Holloway begins Chapter 3 by highlighting some of the key features that distinguished Alexander Hamilton and Thomas Jefferson, as men, politicians, and their particular worldviews. He posits “Hamilton took a longer view of fame, that he was willing to endure a temporary unpopularity” whereas Jefferson “took a shorter view and was unwilling to serve the people in the face of their present dissatisfaction” (p. 39). Holloway comments this explains the “commonplace view” of the two men, of the “aristocratic” and “elitist” Hamilton and the “democratic” and “populist” Jefferson. “What Hamilton might view as justifiable resistance to public opinion for the country’s ultimate good, Jefferson might view as an anti-republican effort to force policies on the people that they have a right to reject. And what Jefferson might view as proper deference to a people who have a right to rule themselves – such as resigning at the first signs of their dissatisfaction – Hamilton might view as a dereliction of public duty,” Holloway further writes (p. 39). What is lacking in these statements, though, is the cause for Hamilton and Jefferson to take these attitudes. The cause is worldview – in this case, how each understands human nature.

In short, Hamilton viewed human nature negatively; Jefferson, positively. However, Hamilton believed the individual could rise above his predisposition (toward sin, to carry the Augustinian theme to its conclusion), though perhaps it would be more accurate to say “act contrary to his nature,” and consequently Hamilton believed political leaders should be comprised of individuals of this sort. If this seems contradictory, it is akin to the axiom, the individual is rational while people are irrational. In turn, these individuals could steer the masses toward the good they would not otherwise strive for, or the good they would not otherwise be capable of comprehending. Thus, as far as Hamilton was concerned, public opinion was irrelevant, at least during the Washington Administration (this would be amended later in his life, as a necessary concession to domestic realpolitik).

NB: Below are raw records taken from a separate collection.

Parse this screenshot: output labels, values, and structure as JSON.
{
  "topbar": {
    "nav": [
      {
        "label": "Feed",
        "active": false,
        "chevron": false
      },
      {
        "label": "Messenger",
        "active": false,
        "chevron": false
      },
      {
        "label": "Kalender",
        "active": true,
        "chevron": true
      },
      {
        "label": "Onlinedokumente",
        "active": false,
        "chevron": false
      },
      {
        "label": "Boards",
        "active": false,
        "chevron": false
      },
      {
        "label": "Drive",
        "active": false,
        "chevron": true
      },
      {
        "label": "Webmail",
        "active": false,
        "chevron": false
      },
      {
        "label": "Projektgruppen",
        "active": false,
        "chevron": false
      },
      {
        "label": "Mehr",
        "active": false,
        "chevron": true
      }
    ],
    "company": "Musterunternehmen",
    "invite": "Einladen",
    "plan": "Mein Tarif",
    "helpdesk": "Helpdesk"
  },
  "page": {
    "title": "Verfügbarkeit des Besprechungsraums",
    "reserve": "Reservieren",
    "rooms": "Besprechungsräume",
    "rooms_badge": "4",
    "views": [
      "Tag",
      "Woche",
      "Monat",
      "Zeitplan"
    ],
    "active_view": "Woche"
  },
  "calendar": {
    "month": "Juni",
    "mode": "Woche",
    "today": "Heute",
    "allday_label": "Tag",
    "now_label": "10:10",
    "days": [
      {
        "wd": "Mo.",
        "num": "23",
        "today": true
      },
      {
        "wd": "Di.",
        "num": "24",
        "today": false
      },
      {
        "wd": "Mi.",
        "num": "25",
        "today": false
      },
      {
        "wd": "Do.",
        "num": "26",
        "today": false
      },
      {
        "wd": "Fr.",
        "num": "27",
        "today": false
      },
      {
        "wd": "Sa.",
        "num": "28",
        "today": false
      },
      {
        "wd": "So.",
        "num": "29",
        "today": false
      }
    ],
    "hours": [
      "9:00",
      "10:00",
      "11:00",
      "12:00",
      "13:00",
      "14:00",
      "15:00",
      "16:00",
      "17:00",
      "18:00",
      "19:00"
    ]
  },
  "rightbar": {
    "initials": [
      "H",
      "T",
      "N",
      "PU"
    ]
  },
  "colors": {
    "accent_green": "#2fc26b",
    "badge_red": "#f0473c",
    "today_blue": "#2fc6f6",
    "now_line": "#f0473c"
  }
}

Jefferson, being much more secular than Hamilton, much less influenced by the Judeo-Christian tradition, did not share Hamilton’s negativity of human nature. Jefferson believed in the plebiscite. He trusted the plebiscite. Left to its own and freed from entanglements the plebiscite would bring about a good Hamilton and those elitist Federalist couldn’t conceive. This is why Jefferson’s critics could, and can, so easily label him a demagogue; why Jefferson was so willing to acquiesce to public opinion; why Jefferson was a proponent of an agrarian nation and detested the Early Republic equivalent of “Wall Street,” banking, and industry that Hamilton allegedly curried favor with.

These competing worldviews of human nature and how best to respond to it probably is a significant factor in the verity Hamilton (and the Federalists) thought “nationally” and Jefferson (and the Republicans) thought “confederally” (p. 43). In other words, Hamilton looked beyond local provincial concerns to the greatest amount of good that can be achieved by those select few operating at odds with their sinfulness. Jefferson meanwhile almost exclusively devoted attention to these provincial concerns, arguing in effect the parts are greater than the sum. To Jefferson’s mind, if the parts are functioning free from outside interference, then the sum will naturally be addressed without the need for direct guidance or leadership.


I’ve changed the title and ceased referring to these posts as “reviews” because they aren’t properly reviews. Instead, I am now calling them “Commentaries.” I will write up a more traditional, summative review once I’ve finished the book.